It’s a pleasant feeling to believe that one lives in a free country. But does that feeling stand up to reality for Americans?
The 2011 National Defense Authorization Act (NDAA) signed by Barack Obama virtually abolishes this notion.
The law gives the US government the power to indefinitely detain anyone suspected of aiding terrorists in a military prison without trial or disclosure of charges. Read that carefully: indefinitely detained without trial. The justification is for anyone of the following:
That is classic vague language. What exactly does “substantially supported” mean? Lest anyone trust the government to fairly interpret such vague concepts, remember that the US invaded Iraq in 2003 in part by falsely claiming links between then leader Saddam Hussein and al-Qaeda that never existed.
Jim Caton, writing for LegalReader, elaborates on the subjective nature of the words used in relation to Chris Hedges, a journalist who did interviews with groups such as al-Qaeda- you know, as part of being a journalist:

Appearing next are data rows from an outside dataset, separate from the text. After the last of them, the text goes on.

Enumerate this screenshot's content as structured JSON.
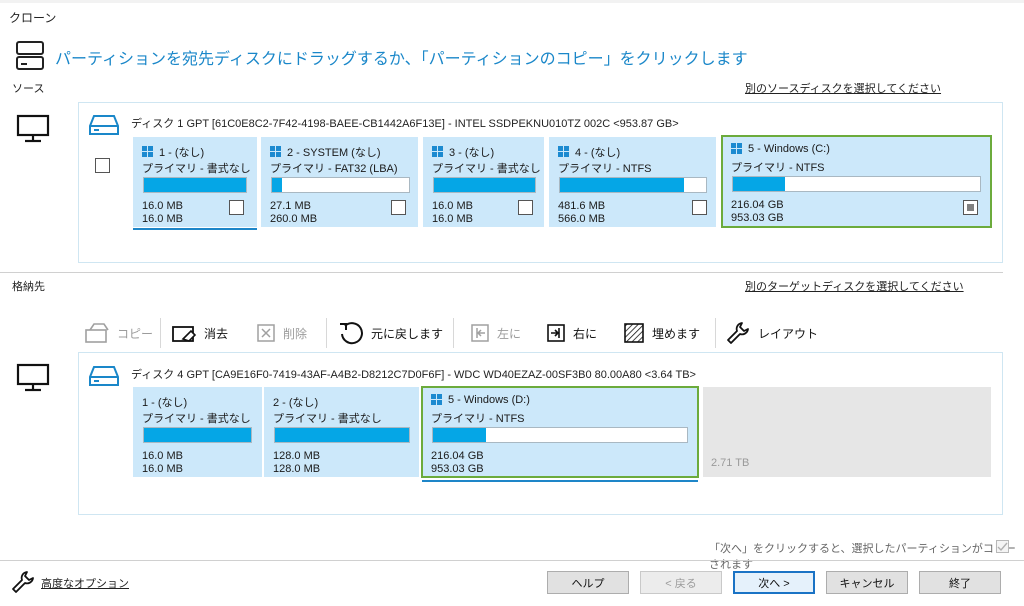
{
  "window_title": "クローン",
  "instruction": "パーティションを宛先ディスクにドラッグするか、「パーティションのコピー」をクリックします",
  "colors": {
    "accent": "#1a87c9",
    "bar_fill": "#05a6e6",
    "partition_bg": "#cce8fa",
    "selected_border": "#6cab3c"
  },
  "source": {
    "label": "ソース",
    "select_link": "別のソースディスクを選択してください",
    "disk_info": "ディスク 1 GPT [61C0E8C2-7F42-4198-BAEE-CB1442A6F13E] - INTEL SSDPEKNU010TZ 002C  <953.87 GB>",
    "partitions": [
      {
        "title": "1 - (なし)",
        "type": "プライマリ - 書式なし",
        "used": "16.0 MB",
        "total": "16.0 MB",
        "fill": 1.0,
        "checked": false,
        "selected": false
      },
      {
        "title": "2 - SYSTEM (なし)",
        "type": "プライマリ - FAT32 (LBA)",
        "used": "27.1 MB",
        "total": "260.0 MB",
        "fill": 0.07,
        "checked": false,
        "selected": false
      },
      {
        "title": "3 - (なし)",
        "type": "プライマリ - 書式なし",
        "used": "16.0 MB",
        "total": "16.0 MB",
        "fill": 1.0,
        "checked": false,
        "selected": false
      },
      {
        "title": "4 - (なし)",
        "type": "プライマリ - NTFS",
        "used": "481.6 MB",
        "total": "566.0 MB",
        "fill": 0.85,
        "checked": false,
        "selected": false
      },
      {
        "title": "5 - Windows (C:)",
        "type": "プライマリ - NTFS",
        "used": "216.04 GB",
        "total": "953.03 GB",
        "fill": 0.23,
        "checked": true,
        "selected": true
      }
    ]
  },
  "target": {
    "label": "格納先",
    "select_link": "別のターゲットディスクを選択してください",
    "disk_info": "ディスク 4 GPT [CA9E16F0-7419-43AF-A4B2-D8212C7D0F6F] - WDC WD40EZAZ-00SF3B0 80.00A80  <3.64 TB>",
    "partitions": [
      {
        "title": "1 - (なし)",
        "type": "プライマリ - 書式なし",
        "used": "16.0 MB",
        "total": "16.0 MB",
        "fill": 1.0,
        "selected": false
      },
      {
        "title": "2 - (なし)",
        "type": "プライマリ - 書式なし",
        "used": "128.0 MB",
        "total": "128.0 MB",
        "fill": 1.0,
        "selected": false
      },
      {
        "title": "5 - Windows (D:)",
        "type": "プライマリ - NTFS",
        "used": "216.04 GB",
        "total": "953.03 GB",
        "fill": 0.2,
        "selected": true
      }
    ],
    "unallocated": "2.71 TB"
  },
  "toolbar": {
    "copy": "コピー",
    "delete": "消去",
    "remove": "削除",
    "undo": "元に戻します",
    "left": "左に",
    "right": "右に",
    "fill": "埋めます",
    "layout": "レイアウト"
  },
  "footer": {
    "hint": "「次へ」をクリックすると、選択したパーティションがコピーされます",
    "advanced": "高度なオプション",
    "help": "ヘルプ",
    "back": "< 戻る",
    "next": "次へ >",
    "cancel": "キャンセル",
    "finish": "終了"
  }
}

“Hedges, a Pulitzer Prize winner and formerly the Middle East bureau chief for the New York Times, had interviewed leading members of al-Qaeda. Would such interviews constitute “substantial” support? Unlike “material support,” a term with legal definition, “substantial support” is not a legal term and so is open to broad interpretation. Similarly, the term “associated forces,” while it does have a legal provenance, offers no clear referent in the context of the U.S. Government’s sprawling “war on terror.” Must the association with al-Qaeda be a matter of actual contact and collaboration with the group? Or is an “associated force” potentially any person or persons “engaged in hostilities against the United States”? If so, what constitutes “hostilities”? As recent history has shown us, the U.S. government and its security forces are liable to find hostility in such constitutionally protected activities as peacefully protesting, blowing the whistle on illegal government activity, and disseminating information about that illegal activity. Think of the leaders of the Occupy encampments, or of Edward Snowden and Glenn Greenwald. It is conceivable that under the NDAA—that is, under the color of law—such people could simply disappear. Without charge. Without trial.”
The lesson is that laws like the NDAA with vague language grant more leeway for governments to prosecute for behavior they don’t agree with.
Shortly afterward, various attorneys – both civilian and military – began to raise concerns, ultimately culminating in a group of activists, including Chris Hedges, Noam Chomsky, and Daniel Ellsberg, to sue the Obama Administration over the NDAA. They claimed that the NDAA portion pictured above – section 1021- directly violated the US Constitution by “violating both their free speech and associational rights guaranteed by the First Amendment as well as due process rights guaranteed by the Fifth Amendment of the United States Constitution”
Hedges spoke at the time about the trial on Democracy Now! that can be watched here.
Surprisingly, they won.
A judge from the trial, Katherine Forrest, wrote:
“Unfortunately, there are a number of terms that are sufficiently vague that no ordinary citizen can reliably define such conduct.”
The Obama Administration then filed an appeal shortly afterward with the US Circuit Court of Appeals.
Hedges wrote about the appeal trial back in 2013 for Truthdig:
“Once the state seizes this unchecked power, it will inevitably create a secret, lawless world of indiscriminate violence, terror and gulags. I lived under several military dictatorships during the two decades I was a foreign correspondent. I know the beast.”
This time, Obama et all won the appeal, meaning Hedges and company would need to appeal the appeal at the very top of our legal system: The Supreme Court…
…who declined to hear the case.
Consequences of the NDAA
The Obama Administration’s successful appeal means the full language of the NDAA is in effect to this day. This behavior may seem surprising, given Obama’s image as something of a principled liberal by much of the mass media. But Lawrence Davidson, writing for CounterPunch, mentions the two-faced nature of Obama cultivating his public image versus his actual political behavior when rubber meets the road:
“Toward the end of this whole unseemly process someone pointed out that President Obama has consistently asserted that he is against the indefinite detention of U.S. citizens even though his Justice Department has always supported keeping the detention clause of NDAA in place and operative.”
And who also set the record for going after whistleblowers (more so than all previous administrations combined), classifying them as spies under the Espionage Act?
Behavior like this from public figures such as Barack Obama is why we at Cutting Through Politics do what we do: cut through the bullshit from the smoke and mirrors of our media landscape in order to shed light on reality to keep the powerful accountable.